### Data extracts

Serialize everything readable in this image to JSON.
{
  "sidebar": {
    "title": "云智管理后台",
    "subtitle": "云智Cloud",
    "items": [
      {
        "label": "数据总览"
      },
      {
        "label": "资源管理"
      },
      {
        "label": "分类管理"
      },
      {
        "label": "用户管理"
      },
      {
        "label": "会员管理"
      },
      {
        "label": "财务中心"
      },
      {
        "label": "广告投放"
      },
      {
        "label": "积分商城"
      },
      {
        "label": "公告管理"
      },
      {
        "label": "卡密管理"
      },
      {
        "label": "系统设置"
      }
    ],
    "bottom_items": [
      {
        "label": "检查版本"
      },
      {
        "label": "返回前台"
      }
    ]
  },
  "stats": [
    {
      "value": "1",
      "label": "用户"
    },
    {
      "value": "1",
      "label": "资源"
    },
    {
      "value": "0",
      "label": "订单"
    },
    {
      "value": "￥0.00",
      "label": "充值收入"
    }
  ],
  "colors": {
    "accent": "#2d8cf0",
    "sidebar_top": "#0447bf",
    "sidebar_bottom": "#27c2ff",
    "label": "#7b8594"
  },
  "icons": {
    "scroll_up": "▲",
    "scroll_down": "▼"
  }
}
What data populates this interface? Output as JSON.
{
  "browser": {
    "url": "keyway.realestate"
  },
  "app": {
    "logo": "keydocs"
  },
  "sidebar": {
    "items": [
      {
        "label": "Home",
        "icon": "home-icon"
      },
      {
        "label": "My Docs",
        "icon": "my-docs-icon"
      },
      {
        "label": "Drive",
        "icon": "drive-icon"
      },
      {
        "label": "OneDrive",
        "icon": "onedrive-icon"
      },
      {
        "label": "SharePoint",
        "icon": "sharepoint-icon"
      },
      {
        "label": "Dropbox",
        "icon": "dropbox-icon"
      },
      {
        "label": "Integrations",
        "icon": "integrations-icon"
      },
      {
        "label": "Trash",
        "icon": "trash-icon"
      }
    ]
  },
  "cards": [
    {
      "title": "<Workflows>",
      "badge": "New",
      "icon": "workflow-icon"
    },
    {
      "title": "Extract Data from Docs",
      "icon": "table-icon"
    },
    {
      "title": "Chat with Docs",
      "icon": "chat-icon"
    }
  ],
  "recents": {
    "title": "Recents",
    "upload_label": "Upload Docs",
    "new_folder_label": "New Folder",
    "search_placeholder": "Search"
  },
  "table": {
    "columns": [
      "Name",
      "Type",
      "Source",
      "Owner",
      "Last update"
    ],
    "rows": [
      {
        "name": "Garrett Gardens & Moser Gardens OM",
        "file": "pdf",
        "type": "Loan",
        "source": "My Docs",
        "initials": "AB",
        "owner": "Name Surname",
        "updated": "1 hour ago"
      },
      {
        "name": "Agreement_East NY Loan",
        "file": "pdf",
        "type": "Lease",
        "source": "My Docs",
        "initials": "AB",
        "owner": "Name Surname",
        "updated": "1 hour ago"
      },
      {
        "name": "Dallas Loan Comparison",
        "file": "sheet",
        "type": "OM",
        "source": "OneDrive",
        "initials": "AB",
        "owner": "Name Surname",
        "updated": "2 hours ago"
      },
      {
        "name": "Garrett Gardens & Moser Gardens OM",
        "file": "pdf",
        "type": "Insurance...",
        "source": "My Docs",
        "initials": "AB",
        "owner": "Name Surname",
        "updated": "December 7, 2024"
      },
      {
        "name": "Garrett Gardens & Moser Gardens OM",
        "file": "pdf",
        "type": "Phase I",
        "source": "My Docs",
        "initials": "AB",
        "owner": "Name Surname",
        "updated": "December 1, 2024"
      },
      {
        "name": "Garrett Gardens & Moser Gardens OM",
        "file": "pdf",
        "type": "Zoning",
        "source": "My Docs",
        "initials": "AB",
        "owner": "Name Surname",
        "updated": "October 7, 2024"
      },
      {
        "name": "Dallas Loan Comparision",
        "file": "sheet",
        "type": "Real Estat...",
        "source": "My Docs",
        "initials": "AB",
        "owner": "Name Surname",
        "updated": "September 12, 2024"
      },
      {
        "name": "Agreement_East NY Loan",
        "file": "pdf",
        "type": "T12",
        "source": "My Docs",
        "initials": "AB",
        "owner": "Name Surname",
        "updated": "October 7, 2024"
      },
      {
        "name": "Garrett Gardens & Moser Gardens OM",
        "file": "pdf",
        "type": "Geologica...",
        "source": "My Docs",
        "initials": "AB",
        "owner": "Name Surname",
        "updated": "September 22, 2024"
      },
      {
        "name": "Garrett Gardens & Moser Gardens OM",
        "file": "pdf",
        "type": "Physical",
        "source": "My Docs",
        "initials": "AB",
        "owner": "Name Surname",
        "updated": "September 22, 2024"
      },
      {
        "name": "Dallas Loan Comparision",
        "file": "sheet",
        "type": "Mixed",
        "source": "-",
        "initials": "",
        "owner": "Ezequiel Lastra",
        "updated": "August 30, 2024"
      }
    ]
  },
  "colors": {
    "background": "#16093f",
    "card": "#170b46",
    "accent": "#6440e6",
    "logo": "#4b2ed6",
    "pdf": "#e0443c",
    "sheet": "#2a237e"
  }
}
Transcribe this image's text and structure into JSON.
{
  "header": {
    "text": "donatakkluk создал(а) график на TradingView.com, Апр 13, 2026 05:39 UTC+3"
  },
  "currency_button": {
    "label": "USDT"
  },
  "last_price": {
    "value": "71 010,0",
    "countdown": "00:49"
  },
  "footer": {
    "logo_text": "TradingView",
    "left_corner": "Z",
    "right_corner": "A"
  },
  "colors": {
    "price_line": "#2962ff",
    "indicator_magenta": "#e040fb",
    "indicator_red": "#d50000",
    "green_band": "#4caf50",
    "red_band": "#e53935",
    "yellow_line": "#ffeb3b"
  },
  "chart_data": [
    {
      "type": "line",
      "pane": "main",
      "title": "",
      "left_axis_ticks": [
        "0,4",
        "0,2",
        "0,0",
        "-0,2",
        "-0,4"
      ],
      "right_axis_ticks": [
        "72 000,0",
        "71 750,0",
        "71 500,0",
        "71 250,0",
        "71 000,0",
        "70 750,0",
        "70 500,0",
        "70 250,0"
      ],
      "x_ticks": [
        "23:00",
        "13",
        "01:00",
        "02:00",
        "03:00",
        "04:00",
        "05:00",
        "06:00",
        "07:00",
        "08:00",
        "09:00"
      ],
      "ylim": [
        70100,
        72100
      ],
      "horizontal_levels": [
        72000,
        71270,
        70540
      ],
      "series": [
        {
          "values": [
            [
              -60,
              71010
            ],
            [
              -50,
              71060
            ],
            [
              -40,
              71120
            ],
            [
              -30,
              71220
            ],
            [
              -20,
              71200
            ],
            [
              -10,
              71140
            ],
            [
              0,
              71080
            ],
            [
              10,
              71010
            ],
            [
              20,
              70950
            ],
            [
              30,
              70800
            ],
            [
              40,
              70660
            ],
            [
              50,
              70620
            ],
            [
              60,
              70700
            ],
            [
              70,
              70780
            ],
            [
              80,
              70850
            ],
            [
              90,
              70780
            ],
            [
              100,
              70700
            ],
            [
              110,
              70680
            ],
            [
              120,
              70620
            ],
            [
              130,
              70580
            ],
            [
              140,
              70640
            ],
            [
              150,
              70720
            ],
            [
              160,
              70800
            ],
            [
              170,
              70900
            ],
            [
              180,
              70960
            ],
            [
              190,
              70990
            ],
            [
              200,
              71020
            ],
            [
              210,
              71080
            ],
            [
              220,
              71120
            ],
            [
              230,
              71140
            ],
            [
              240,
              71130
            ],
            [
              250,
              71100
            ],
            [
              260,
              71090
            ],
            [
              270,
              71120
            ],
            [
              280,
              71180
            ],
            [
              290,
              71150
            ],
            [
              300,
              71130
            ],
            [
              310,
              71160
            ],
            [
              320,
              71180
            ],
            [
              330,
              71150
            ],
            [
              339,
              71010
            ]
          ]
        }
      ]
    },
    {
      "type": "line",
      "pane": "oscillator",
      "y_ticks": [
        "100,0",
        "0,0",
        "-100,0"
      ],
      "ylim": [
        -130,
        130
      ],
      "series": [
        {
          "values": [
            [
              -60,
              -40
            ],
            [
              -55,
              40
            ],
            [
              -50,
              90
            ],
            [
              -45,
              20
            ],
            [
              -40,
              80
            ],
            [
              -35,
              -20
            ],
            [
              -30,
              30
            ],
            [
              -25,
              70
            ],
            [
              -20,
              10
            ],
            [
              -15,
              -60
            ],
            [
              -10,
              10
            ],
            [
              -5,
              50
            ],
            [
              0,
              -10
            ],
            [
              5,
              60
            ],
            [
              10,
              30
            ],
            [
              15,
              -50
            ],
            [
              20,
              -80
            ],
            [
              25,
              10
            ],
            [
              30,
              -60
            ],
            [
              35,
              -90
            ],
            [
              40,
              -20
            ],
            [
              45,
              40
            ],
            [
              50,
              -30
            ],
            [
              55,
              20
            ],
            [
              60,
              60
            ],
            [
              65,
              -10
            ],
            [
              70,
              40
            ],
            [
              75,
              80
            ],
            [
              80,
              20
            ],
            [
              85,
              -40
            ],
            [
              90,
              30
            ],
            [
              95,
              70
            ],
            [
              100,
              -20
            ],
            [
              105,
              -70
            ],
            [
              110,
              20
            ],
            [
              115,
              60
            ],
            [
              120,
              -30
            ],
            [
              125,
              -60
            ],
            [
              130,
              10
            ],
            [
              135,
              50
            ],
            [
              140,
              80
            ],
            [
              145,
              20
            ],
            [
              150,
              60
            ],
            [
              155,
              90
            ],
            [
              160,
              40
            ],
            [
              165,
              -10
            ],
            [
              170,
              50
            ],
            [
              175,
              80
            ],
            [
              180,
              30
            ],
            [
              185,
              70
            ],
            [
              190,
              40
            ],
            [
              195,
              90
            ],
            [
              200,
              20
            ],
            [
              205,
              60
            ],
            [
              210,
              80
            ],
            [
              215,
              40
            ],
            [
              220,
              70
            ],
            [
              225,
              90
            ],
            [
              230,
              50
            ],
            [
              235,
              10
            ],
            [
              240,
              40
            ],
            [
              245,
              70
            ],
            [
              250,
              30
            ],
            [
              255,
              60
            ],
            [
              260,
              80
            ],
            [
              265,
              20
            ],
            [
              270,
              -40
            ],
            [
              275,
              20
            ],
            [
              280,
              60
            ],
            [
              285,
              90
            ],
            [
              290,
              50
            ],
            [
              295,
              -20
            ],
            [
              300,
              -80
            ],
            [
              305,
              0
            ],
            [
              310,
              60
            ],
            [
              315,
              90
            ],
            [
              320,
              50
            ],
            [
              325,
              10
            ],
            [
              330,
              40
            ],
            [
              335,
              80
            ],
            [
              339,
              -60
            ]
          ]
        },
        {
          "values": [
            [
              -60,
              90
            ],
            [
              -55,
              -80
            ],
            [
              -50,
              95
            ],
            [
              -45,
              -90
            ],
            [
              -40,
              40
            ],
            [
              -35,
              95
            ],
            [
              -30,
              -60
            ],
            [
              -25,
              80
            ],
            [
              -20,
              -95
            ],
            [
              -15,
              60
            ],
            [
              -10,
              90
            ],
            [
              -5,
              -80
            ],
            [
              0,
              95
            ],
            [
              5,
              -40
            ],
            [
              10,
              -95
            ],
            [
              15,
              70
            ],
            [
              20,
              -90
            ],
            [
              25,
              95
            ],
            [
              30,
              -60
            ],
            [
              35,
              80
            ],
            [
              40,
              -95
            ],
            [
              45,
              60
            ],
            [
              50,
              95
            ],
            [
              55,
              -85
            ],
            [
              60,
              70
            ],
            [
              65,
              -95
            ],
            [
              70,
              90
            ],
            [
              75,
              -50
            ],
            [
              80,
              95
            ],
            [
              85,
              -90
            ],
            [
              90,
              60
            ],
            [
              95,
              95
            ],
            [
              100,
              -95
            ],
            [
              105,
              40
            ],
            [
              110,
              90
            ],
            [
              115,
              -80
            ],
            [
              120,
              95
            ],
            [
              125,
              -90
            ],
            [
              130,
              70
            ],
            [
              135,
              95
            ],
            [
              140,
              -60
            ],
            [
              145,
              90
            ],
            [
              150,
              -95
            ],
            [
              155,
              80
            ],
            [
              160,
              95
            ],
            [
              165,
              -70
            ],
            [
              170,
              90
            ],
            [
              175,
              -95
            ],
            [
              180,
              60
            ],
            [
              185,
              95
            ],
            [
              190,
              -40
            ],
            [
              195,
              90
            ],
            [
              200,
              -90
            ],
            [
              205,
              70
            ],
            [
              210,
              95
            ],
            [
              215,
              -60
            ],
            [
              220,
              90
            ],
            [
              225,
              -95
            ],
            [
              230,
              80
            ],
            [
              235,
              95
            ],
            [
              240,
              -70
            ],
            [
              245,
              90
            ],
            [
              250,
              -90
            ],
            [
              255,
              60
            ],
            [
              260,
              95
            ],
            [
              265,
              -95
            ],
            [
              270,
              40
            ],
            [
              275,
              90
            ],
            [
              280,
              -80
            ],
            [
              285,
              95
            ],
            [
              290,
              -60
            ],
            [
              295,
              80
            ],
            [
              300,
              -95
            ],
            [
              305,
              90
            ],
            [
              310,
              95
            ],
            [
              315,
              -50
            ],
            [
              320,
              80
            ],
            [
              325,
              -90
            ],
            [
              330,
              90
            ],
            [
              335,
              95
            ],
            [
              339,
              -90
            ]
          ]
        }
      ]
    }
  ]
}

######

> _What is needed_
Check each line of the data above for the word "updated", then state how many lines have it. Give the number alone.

> _Response below_
11